Elizabeth is a British historian, specialising in the queens of England and the Tudor period. She was awarded a double first in her undergraduate degree at Cambridge and has a Masters degree from Oxford. She is currently working part time towards a PhD in history at King’s College, London. The rest of the time, she writes books and articles about the Tudors, including biographies of four of Henry VIII’s wives.

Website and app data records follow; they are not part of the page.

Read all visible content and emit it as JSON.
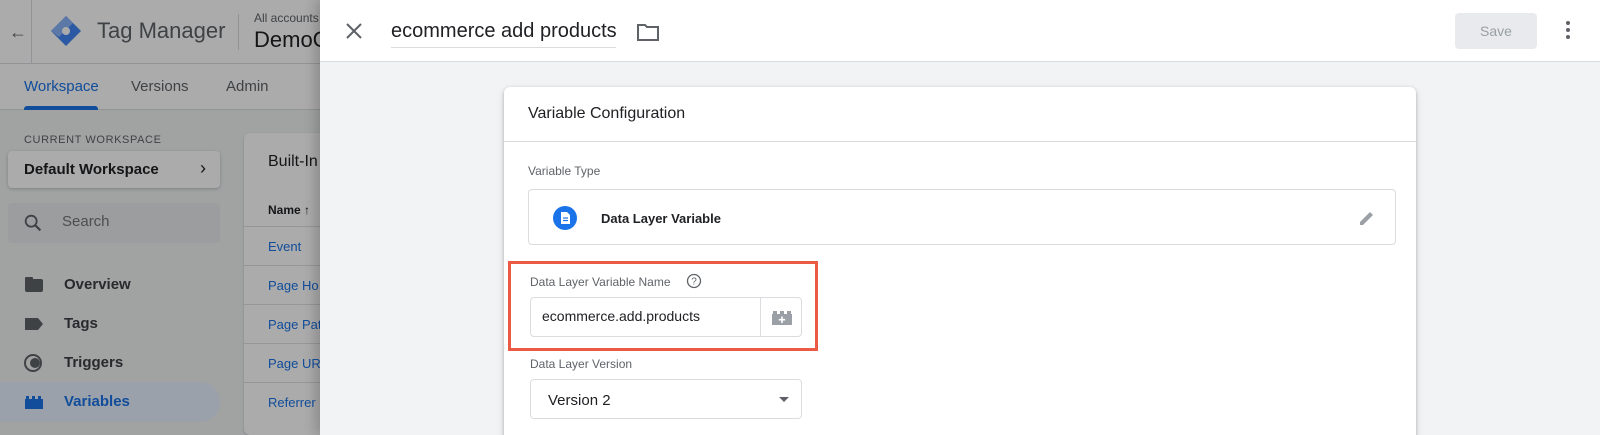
{
  "app": {
    "name": "Tag Manager",
    "account_label": "All accounts",
    "container_name": "DemoC"
  },
  "nav": {
    "tabs": [
      {
        "label": "Workspace",
        "active": true
      },
      {
        "label": "Versions",
        "active": false
      },
      {
        "label": "Admin",
        "active": false
      }
    ]
  },
  "sidebar": {
    "current_workspace_label": "CURRENT WORKSPACE",
    "workspace_name": "Default Workspace",
    "search_placeholder": "Search",
    "items": [
      {
        "label": "Overview",
        "icon": "folder-icon",
        "active": false
      },
      {
        "label": "Tags",
        "icon": "tag-icon",
        "active": false
      },
      {
        "label": "Triggers",
        "icon": "trigger-icon",
        "active": false
      },
      {
        "label": "Variables",
        "icon": "variables-icon",
        "active": true
      }
    ]
  },
  "builtin": {
    "title": "Built-In",
    "name_col": "Name",
    "rows": [
      "Event",
      "Page Ho",
      "Page Pat",
      "Page UR",
      "Referrer"
    ]
  },
  "sheet": {
    "title_value": "ecommerce add products",
    "save_label": "Save",
    "card_title": "Variable Configuration",
    "variable_type_label": "Variable Type",
    "variable_type_name": "Data Layer Variable",
    "dlv_name_label": "Data Layer Variable Name",
    "dlv_name_value": "ecommerce.add.products",
    "dlv_version_label": "Data Layer Version",
    "dlv_version_value": "Version 2"
  },
  "colors": {
    "accent": "#1a73e8",
    "highlight": "#ea5a44"
  }
}
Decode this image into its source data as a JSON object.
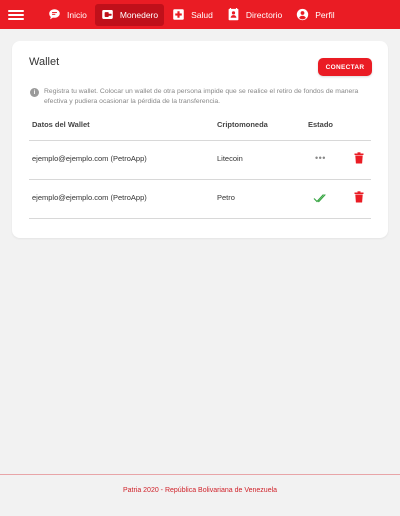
{
  "theme": {
    "brand_red": "#ea1c24",
    "active_red": "#c0101a",
    "check_green": "#3aa645"
  },
  "navbar": {
    "menu_icon": "hamburger-icon",
    "items": [
      {
        "label": "Inicio",
        "icon": "chat-icon",
        "active": false
      },
      {
        "label": "Monedero",
        "icon": "wallet-icon",
        "active": true
      },
      {
        "label": "Salud",
        "icon": "medical-cross-icon",
        "active": false
      },
      {
        "label": "Directorio",
        "icon": "contacts-icon",
        "active": false
      },
      {
        "label": "Perfil",
        "icon": "user-icon",
        "active": false
      }
    ]
  },
  "wallet": {
    "title": "Wallet",
    "connect_label": "CONECTAR",
    "info_icon": "info-icon",
    "info_text": "Registra tu wallet. Colocar un wallet de otra persona impide que se realice el retiro de fondos de manera efectiva y pudiera ocasionar la pérdida de la transferencia.",
    "columns": [
      "Datos del Wallet",
      "Criptomoneda",
      "Estado"
    ],
    "rows": [
      {
        "wallet": "ejemplo@ejemplo.com (PetroApp)",
        "crypto": "Litecoin",
        "status": "pending",
        "status_icon": "more-dots-icon",
        "delete_icon": "trash-icon"
      },
      {
        "wallet": "ejemplo@ejemplo.com (PetroApp)",
        "crypto": "Petro",
        "status": "verified",
        "status_icon": "double-check-icon",
        "delete_icon": "trash-icon"
      }
    ]
  },
  "footer": {
    "text": "Patria 2020 - República Bolivariana de Venezuela"
  }
}
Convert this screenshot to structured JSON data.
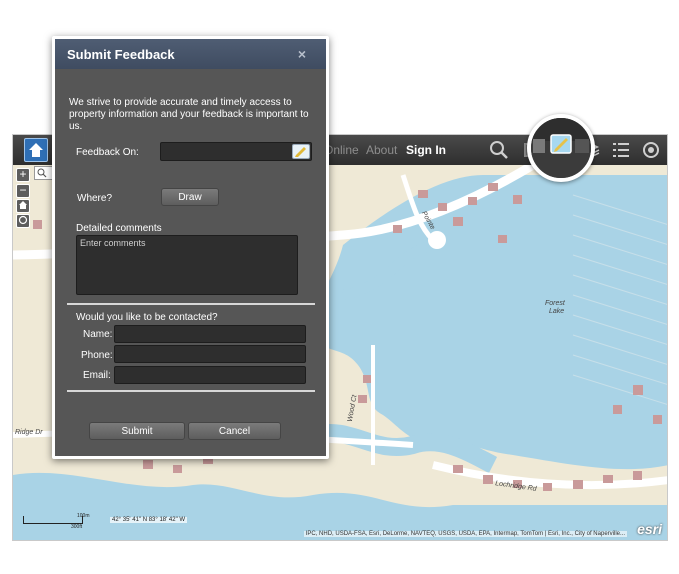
{
  "map": {
    "nav": {
      "online": "Online",
      "about": "About",
      "sign_in": "Sign In"
    },
    "road_labels": [
      "Ridge Dr",
      "Pointe",
      "Forest",
      "Lake",
      "Lochridge Rd",
      "Wood Ct"
    ],
    "coordinates": "42° 35' 41\" N  83° 18' 42\" W",
    "scale": {
      "top": "100m",
      "bottom": "300ft"
    },
    "attribution": "IPC, NHD, USDA-FSA, Esri, DeLorme, NAVTEQ, USGS, USDA, EPA, Intermap, TomTom | Esri, Inc., City of Naperville...",
    "logo_text": "esri",
    "colors": {
      "water": "#a9d3e6",
      "land": "#efe9d6",
      "road": "#ffffff",
      "building": "#c99a9a"
    }
  },
  "dialog": {
    "title": "Submit Feedback",
    "close_label": "×",
    "intro": "We strive to provide accurate and timely access to property information and your feedback is important to us.",
    "feedback_on_label": "Feedback On:",
    "feedback_on_value": "",
    "where_label": "Where?",
    "draw_button": "Draw",
    "comments_label": "Detailed comments",
    "comments_placeholder": "Enter comments",
    "contact_heading": "Would you like to be contacted?",
    "name_label": "Name:",
    "phone_label": "Phone:",
    "email_label": "Email:",
    "submit_button": "Submit",
    "cancel_button": "Cancel"
  }
}
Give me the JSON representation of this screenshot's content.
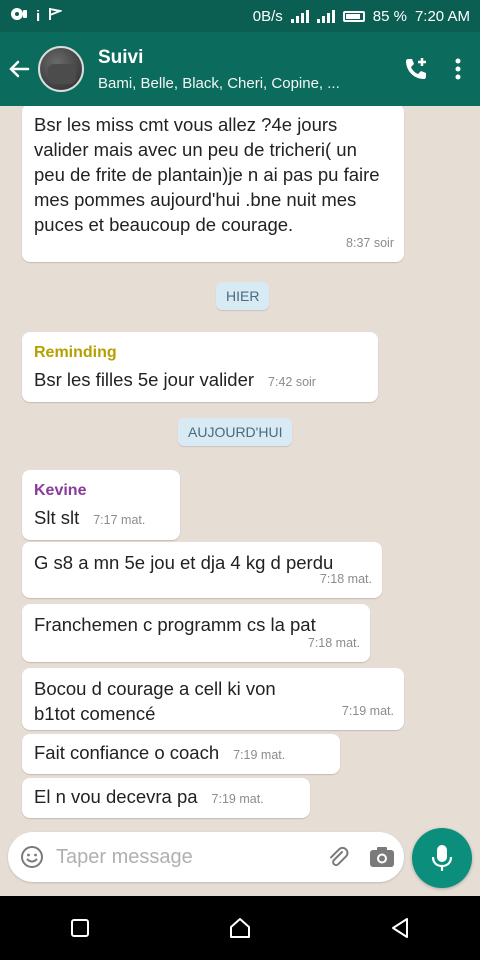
{
  "status": {
    "net_speed": "0B/s",
    "battery": "85 %",
    "time": "7:20 AM"
  },
  "header": {
    "title": "Suivi",
    "subtitle": "Bami, Belle, Black, Cheri, Copine, ..."
  },
  "messages": [
    {
      "sender": "",
      "text": "Bsr les miss cmt vous allez ?4e jours valider mais avec un peu de tricheri( un peu de frite de plantain)je n ai pas pu faire mes pommes aujourd'hui .bne nuit  mes puces et beaucoup de courage.",
      "time": "8:37 soir"
    },
    {
      "sender": "Reminding",
      "text": "Bsr les filles 5e jour valider",
      "time": "7:42 soir"
    },
    {
      "sender": "Kevine",
      "text": "Slt slt",
      "time": "7:17 mat."
    },
    {
      "sender": "",
      "text": "G s8 a mn 5e jou et dja 4 kg d perdu",
      "time": "7:18 mat."
    },
    {
      "sender": "",
      "text": "Franchemen c programm cs la pat",
      "time": "7:18 mat."
    },
    {
      "sender": "",
      "text": "Bocou d courage a cell ki von b1tot comencé",
      "time": "7:19 mat."
    },
    {
      "sender": "",
      "text": "Fait confiance o coach",
      "time": "7:19 mat."
    },
    {
      "sender": "",
      "text": "El n vou decevra pa",
      "time": "7:19 mat."
    }
  ],
  "dates": [
    "HIER",
    "AUJOURD'HUI"
  ],
  "input": {
    "placeholder": "Taper message"
  },
  "colors": {
    "header": "#0b6b5c",
    "status_bar": "#0b5e52",
    "accent": "#0b8f7c",
    "sender_reminding": "#b5a000",
    "sender_kevine": "#8a3a9c"
  },
  "icons": [
    "back-arrow-icon",
    "add-call-icon",
    "overflow-menu-icon",
    "emoji-icon",
    "attach-icon",
    "camera-icon",
    "mic-icon",
    "recents-icon",
    "home-icon",
    "back-icon"
  ]
}
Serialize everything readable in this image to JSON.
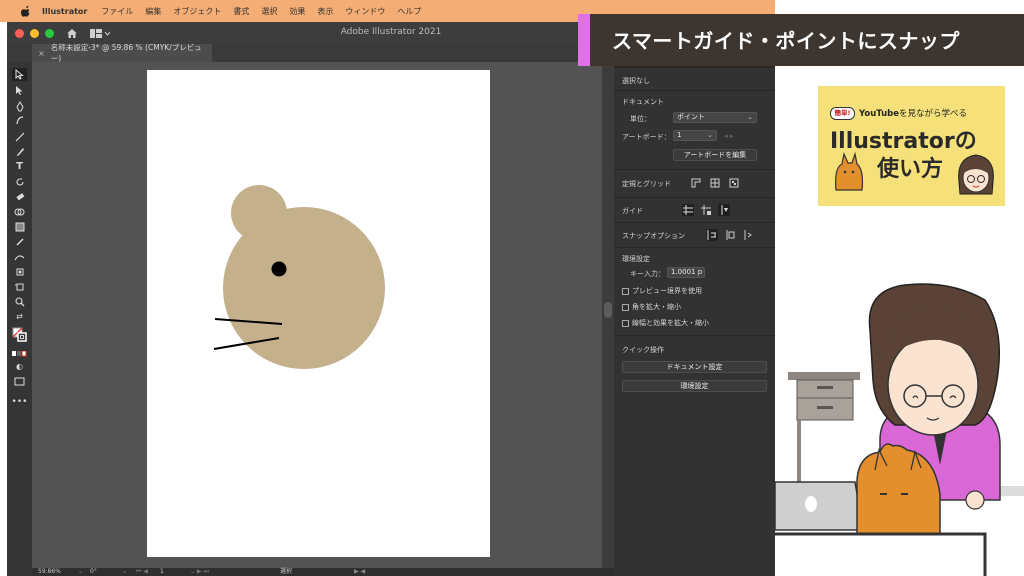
{
  "menubar": {
    "app_name": "Illustrator",
    "menus": [
      "ファイル",
      "編集",
      "オブジェクト",
      "書式",
      "選択",
      "効果",
      "表示",
      "ウィンドウ",
      "ヘルプ"
    ]
  },
  "window": {
    "title": "Adobe Illustrator 2021",
    "document_tab": "名称未設定-3* @ 59.86 % (CMYK/プレビュー)"
  },
  "statusbar": {
    "zoom": "59.86%",
    "rotation": "0°",
    "artboard_number": "1",
    "tool_status": "選択"
  },
  "properties_panel": {
    "selection_status": "選択なし",
    "document_heading": "ドキュメント",
    "units_label": "単位：",
    "units_value": "ポイント",
    "artboard_label": "アートボード：",
    "artboard_value": "1",
    "edit_artboards_button": "アートボードを編集",
    "rulers_grids_label": "定規とグリッド",
    "guides_label": "ガイド",
    "snap_options_label": "スナップオプション",
    "preferences_heading": "環境設定",
    "keyboard_increment_label": "キー入力：",
    "keyboard_increment_value": "1.0001 p",
    "use_preview_bounds": "プレビュー境界を使用",
    "scale_corners": "角を拡大・縮小",
    "scale_strokes_effects": "線幅と効果を拡大・縮小",
    "quick_actions_heading": "クイック操作",
    "document_setup_button": "ドキュメント設定",
    "preferences_button": "環境設定"
  },
  "banner": {
    "title": "スマートガイド・ポイントにスナップ"
  },
  "youtube_card": {
    "badge": "簡単!",
    "tagline_bold": "YouTube",
    "tagline_rest": "を見ながら学べる",
    "title_line1": "Illustratorの",
    "title_line2": "使い方"
  },
  "colors": {
    "menubar_bg": "#f4ad74",
    "banner_bg": "#3c3530",
    "banner_accent": "#e070e8",
    "card_bg": "#f5e079",
    "mouse_fill": "#c4b18c"
  },
  "icons": [
    "apple-icon",
    "home-icon",
    "workspace-icon",
    "selection-tool-icon",
    "pen-tool-icon",
    "type-tool-icon",
    "zoom-tool-icon",
    "ruler-icon",
    "grid-icon",
    "guides-icon",
    "snap-to-point-icon"
  ]
}
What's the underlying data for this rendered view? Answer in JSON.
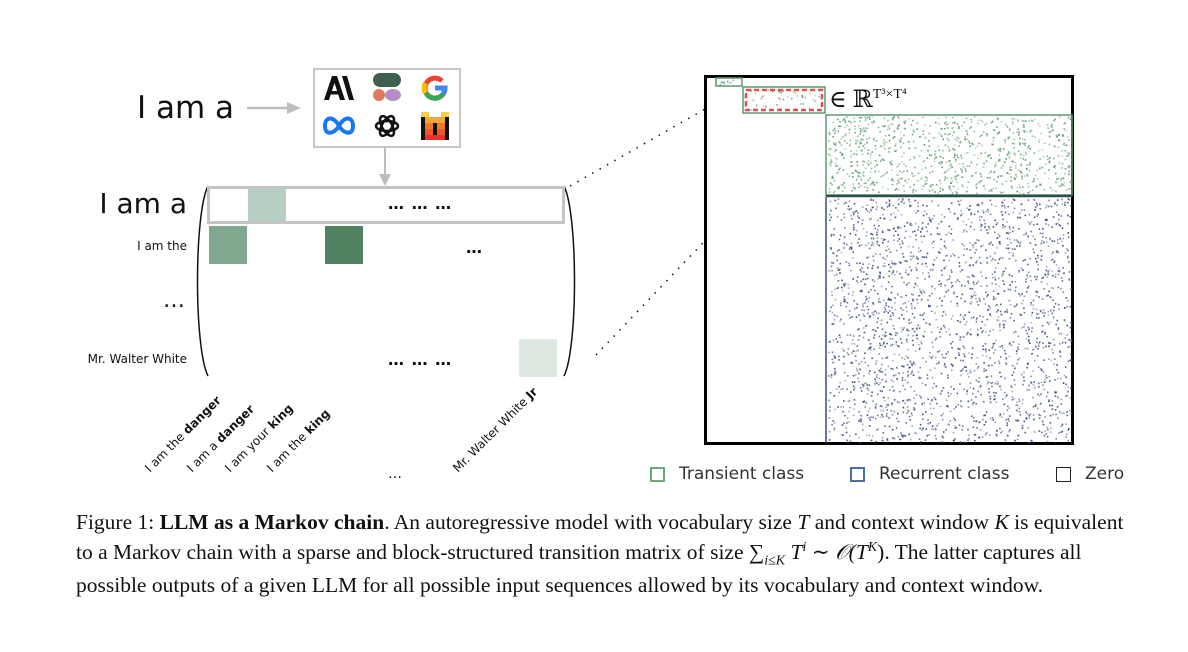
{
  "figure": {
    "prompt": "I am a",
    "logos": [
      {
        "name": "anthropic-logo",
        "glyph": "A\\",
        "color": "#111111"
      },
      {
        "name": "cohere-logo",
        "glyph": "",
        "color": "#3f5f4f"
      },
      {
        "name": "google-logo",
        "glyph": "G",
        "color": "#4285f4"
      },
      {
        "name": "meta-logo",
        "glyph": "∞",
        "color": "#1877f2"
      },
      {
        "name": "openai-logo",
        "glyph": "✿",
        "color": "#111111"
      },
      {
        "name": "mistral-logo",
        "glyph": "M",
        "color": "#f5a623"
      }
    ],
    "matrix": {
      "row_labels": [
        "I am a",
        "I am the",
        "…",
        "Mr. Walter White"
      ],
      "row_dots": [
        "… … …",
        "…",
        "",
        "… … …"
      ],
      "column_labels": [
        {
          "prefix": "I am the ",
          "bold": "danger"
        },
        {
          "prefix": "I am a ",
          "bold": "danger"
        },
        {
          "prefix": "I am your ",
          "bold": "king"
        },
        {
          "prefix": "I am the ",
          "bold": "king"
        },
        {
          "prefix": "Mr. Walter White ",
          "bold": "Jr"
        }
      ],
      "column_ellipsis": "…",
      "cells": [
        {
          "row": 0,
          "col": 1,
          "color": "#b7cfc2"
        },
        {
          "row": 1,
          "col": 0,
          "color": "#7fa88f"
        },
        {
          "row": 1,
          "col": 3,
          "color": "#518261"
        },
        {
          "row": 3,
          "col": 8,
          "color": "#dce8e0"
        }
      ]
    },
    "transition_matrix": {
      "membership_label": "∈ ℝ",
      "membership_exponent": "T³×T⁴",
      "transient_color": "#5a9a6e",
      "recurrent_color": "#3a4a7a",
      "highlight_color": "#e05050"
    },
    "legend": [
      {
        "label": "Transient class",
        "color": "#6aaa7c"
      },
      {
        "label": "Recurrent class",
        "color": "#4a6ea8"
      },
      {
        "label": "Zero",
        "color": "#222222"
      }
    ]
  },
  "caption": {
    "prefix": "Figure 1: ",
    "title": "LLM as a Markov chain",
    "body_1": ". An autoregressive model with vocabulary size ",
    "var_T": "T",
    "body_2": " and context window ",
    "var_K": "K",
    "body_3": " is equivalent to a Markov chain with a sparse and block-structured transition matrix of size ",
    "formula": "∑",
    "formula_sub": "i≤K",
    "formula_rest": " T",
    "formula_sup": "i",
    "formula_tail": " ∼ 𝒪(T",
    "formula_sup2": "K",
    "formula_end": ")",
    "body_4": ". The latter captures all possible outputs of a given LLM for all possible input sequences allowed by its vocabulary and context window."
  }
}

Contrary to popular belief, Anglo- Saxon England had queens, with the tenth-century Elfrida being the most powerful and notorious of them all. She was the first woman to be crowned Queen of England, sharing her husband King Edgar’s imperial coronation at Bath in 973. The couple made a love match, with claims that they plotted the death of her first husband to ensure that she was free. Edgar divorced his second wife, a former nun, after conducting an adulterous affair with Elfrida, leading to an enmity between the two women that lasted until their deaths. During her marriage Elfrida claimed to be the king’s only legitimate wife, but she failed to secure the succession for her son, Ethelred. Elfrida was implicated in the murder of her stepson, King Edward the Martyr, who died on a visit to her at Corfe Castle. She then ruled England on behalf of her young son for six years before he expelled her from court. Elfrida was eventually able to return to court but, since he proved himself unable to counter the Viking attacks, she may have come to regret winning the crown for Ethelred the Unready. Wife, mother, murderer, ruler, crowned queen. The life of Queen Elfrida was filled with drama as she rose to become the most powerful woman in Anglo-Saxon England.